What you need to do:
With the pictures set aside, reproduce each entry precisely as it reads.

——

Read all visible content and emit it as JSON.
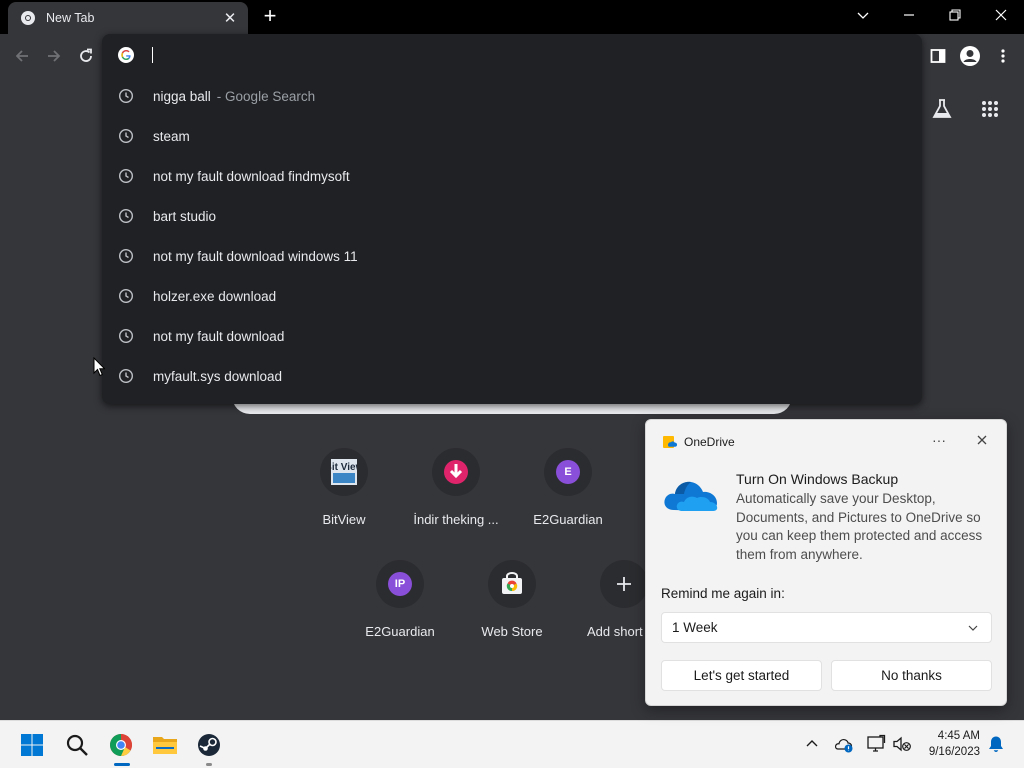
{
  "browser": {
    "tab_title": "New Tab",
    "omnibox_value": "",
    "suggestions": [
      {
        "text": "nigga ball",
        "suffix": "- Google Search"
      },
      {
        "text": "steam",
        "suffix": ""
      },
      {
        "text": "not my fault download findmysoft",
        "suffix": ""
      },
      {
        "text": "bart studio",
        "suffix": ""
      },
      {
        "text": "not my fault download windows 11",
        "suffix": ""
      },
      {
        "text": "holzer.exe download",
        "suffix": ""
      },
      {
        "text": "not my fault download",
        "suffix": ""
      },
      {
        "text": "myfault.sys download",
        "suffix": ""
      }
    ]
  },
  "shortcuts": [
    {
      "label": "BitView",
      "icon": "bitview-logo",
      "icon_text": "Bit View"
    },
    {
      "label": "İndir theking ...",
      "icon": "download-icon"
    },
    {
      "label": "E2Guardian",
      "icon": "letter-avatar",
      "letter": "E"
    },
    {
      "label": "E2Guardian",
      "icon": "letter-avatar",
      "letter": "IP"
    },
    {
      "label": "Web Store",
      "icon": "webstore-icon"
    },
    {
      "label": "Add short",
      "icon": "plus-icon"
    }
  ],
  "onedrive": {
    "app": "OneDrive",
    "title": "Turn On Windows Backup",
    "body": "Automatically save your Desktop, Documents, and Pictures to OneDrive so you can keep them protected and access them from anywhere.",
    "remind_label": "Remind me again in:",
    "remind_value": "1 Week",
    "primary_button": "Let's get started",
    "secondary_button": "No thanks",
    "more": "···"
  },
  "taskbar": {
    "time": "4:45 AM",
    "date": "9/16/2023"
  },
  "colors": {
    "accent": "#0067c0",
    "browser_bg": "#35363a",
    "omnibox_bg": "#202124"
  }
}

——

Answer to this task:
Read all visible content and emit it as JSON.
{
  "browser": {
    "tab_title": "New Tab",
    "omnibox_value": "",
    "suggestions": [
      {
        "text": "nigga ball",
        "suffix": "- Google Search"
      },
      {
        "text": "steam",
        "suffix": ""
      },
      {
        "text": "not my fault download findmysoft",
        "suffix": ""
      },
      {
        "text": "bart studio",
        "suffix": ""
      },
      {
        "text": "not my fault download windows 11",
        "suffix": ""
      },
      {
        "text": "holzer.exe download",
        "suffix": ""
      },
      {
        "text": "not my fault download",
        "suffix": ""
      },
      {
        "text": "myfault.sys download",
        "suffix": ""
      }
    ]
  },
  "shortcuts": [
    {
      "label": "BitView",
      "icon": "bitview-logo",
      "icon_text": "Bit View"
    },
    {
      "label": "İndir theking ...",
      "icon": "download-icon"
    },
    {
      "label": "E2Guardian",
      "icon": "letter-avatar",
      "letter": "E"
    },
    {
      "label": "E2Guardian",
      "icon": "letter-avatar",
      "letter": "IP"
    },
    {
      "label": "Web Store",
      "icon": "webstore-icon"
    },
    {
      "label": "Add short",
      "icon": "plus-icon"
    }
  ],
  "onedrive": {
    "app": "OneDrive",
    "title": "Turn On Windows Backup",
    "body": "Automatically save your Desktop, Documents, and Pictures to OneDrive so you can keep them protected and access them from anywhere.",
    "remind_label": "Remind me again in:",
    "remind_value": "1 Week",
    "primary_button": "Let's get started",
    "secondary_button": "No thanks",
    "more": "···"
  },
  "taskbar": {
    "time": "4:45 AM",
    "date": "9/16/2023"
  },
  "colors": {
    "accent": "#0067c0",
    "browser_bg": "#35363a",
    "omnibox_bg": "#202124"
  }
}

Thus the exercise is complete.